The conversation goes like this: Budgets are slashed; layoffs follow, all because of a broken model – a model based on advertising revenue and subscription rates. Advertisers are pulling out because subscription rates are declining; subscription rates are declining because people are migrating to free online stories.
Since all this is happening, the industry needs to push stories that will sell – while this is no different from previous decades of journalism (it’s always about the bottom line), the noise that has risen from the dredges of society has crescendoed.
So we now see more stories about Carrie Prejean and Balloon Boy and Octomom and the Salahis’ than we do about Afghanistan or Iraq. Maybe since we’ve been inundated with such terrible news over the past 14 months, these emotionally driven, universally annoying stories help us escape from our realities and unite us in hatred for these attention whores.
But therein lies the problem: if the audience clamors for these ridiculous stories, are we just burying our heads in the sand when it comes to the important stories? Are we missing opportunities to raise public discourse, so when we actually do have a national debate (healthcare?!) we don’t resort to the undisciplined, uneducated vitriol we saw this summer?
As much as the media is at fault for propagating an agenda, we, the consumer are just as guilty. We should be demanding more important stories; we should be held accountable for causing journalists to cover attention-seeking miscreants instead of stronger stories.
All of us have a stake in the floundering journalistic business model.
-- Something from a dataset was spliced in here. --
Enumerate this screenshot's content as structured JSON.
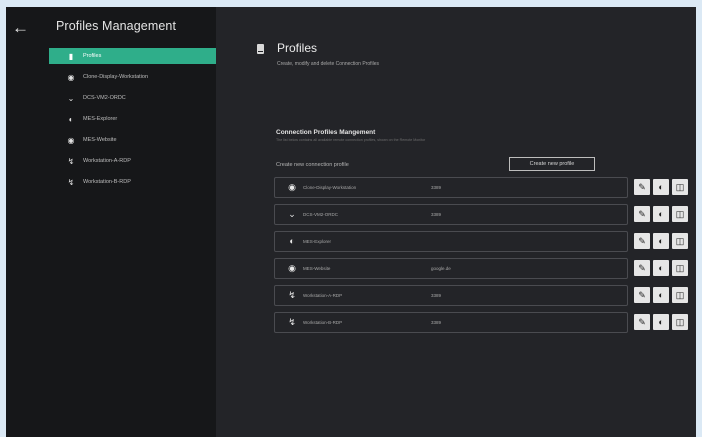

If we don’t step up our intellectual curiosity, the only stories we’ll see will be empty, vapid pieces of some reality TV personality.